> Problem requirements
Set down the material in full. Keep every line exactly as it is.

> Data for review

•••

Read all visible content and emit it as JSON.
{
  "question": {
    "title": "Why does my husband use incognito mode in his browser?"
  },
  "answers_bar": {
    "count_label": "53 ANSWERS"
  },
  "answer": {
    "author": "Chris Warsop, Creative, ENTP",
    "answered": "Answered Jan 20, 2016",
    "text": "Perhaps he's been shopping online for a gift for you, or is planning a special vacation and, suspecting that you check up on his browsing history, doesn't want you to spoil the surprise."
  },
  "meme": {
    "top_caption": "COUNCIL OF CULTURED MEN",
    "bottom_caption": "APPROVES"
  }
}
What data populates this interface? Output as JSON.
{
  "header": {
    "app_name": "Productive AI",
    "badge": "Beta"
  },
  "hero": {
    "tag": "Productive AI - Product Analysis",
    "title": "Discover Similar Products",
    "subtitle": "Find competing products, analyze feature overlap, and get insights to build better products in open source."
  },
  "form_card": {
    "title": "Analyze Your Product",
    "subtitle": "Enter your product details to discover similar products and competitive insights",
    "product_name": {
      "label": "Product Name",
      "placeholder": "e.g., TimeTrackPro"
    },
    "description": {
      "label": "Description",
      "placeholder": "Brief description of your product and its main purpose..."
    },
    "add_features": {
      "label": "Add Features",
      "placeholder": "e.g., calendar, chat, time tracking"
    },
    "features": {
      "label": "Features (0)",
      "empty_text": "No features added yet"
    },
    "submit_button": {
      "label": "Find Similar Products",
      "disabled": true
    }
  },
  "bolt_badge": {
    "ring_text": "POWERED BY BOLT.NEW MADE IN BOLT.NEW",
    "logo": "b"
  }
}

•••

> Task response
Read all visible content and emit it as JSON.
{
  "question": {
    "title": "Why does my husband use incognito mode in his browser?"
  },
  "answers_bar": {
    "count_label": "53 ANSWERS"
  },
  "answer": {
    "author": "Chris Warsop, Creative, ENTP",
    "answered": "Answered Jan 20, 2016",
    "text": "Perhaps he's been shopping online for a gift for you, or is planning a special vacation and, suspecting that you check up on his browsing history, doesn't want you to spoil the surprise."
  },
  "meme": {
    "top_caption": "COUNCIL OF CULTURED MEN",
    "bottom_caption": "APPROVES"
  }
}
What data populates this interface? Output as JSON.
{
  "header": {
    "app_name": "Productive AI",
    "badge": "Beta"
  },
  "hero": {
    "tag": "Productive AI - Product Analysis",
    "title": "Discover Similar Products",
    "subtitle": "Find competing products, analyze feature overlap, and get insights to build better products in open source."
  },
  "form_card": {
    "title": "Analyze Your Product",
    "subtitle": "Enter your product details to discover similar products and competitive insights",
    "product_name": {
      "label": "Product Name",
      "placeholder": "e.g., TimeTrackPro"
    },
    "description": {
      "label": "Description",
      "placeholder": "Brief description of your product and its main purpose..."
    },
    "add_features": {
      "label": "Add Features",
      "placeholder": "e.g., calendar, chat, time tracking"
    },
    "features": {
      "label": "Features (0)",
      "empty_text": "No features added yet"
    },
    "submit_button": {
      "label": "Find Similar Products",
      "disabled": true
    }
  },
  "bolt_badge": {
    "ring_text": "POWERED BY BOLT.NEW MADE IN BOLT.NEW",
    "logo": "b"
  }
}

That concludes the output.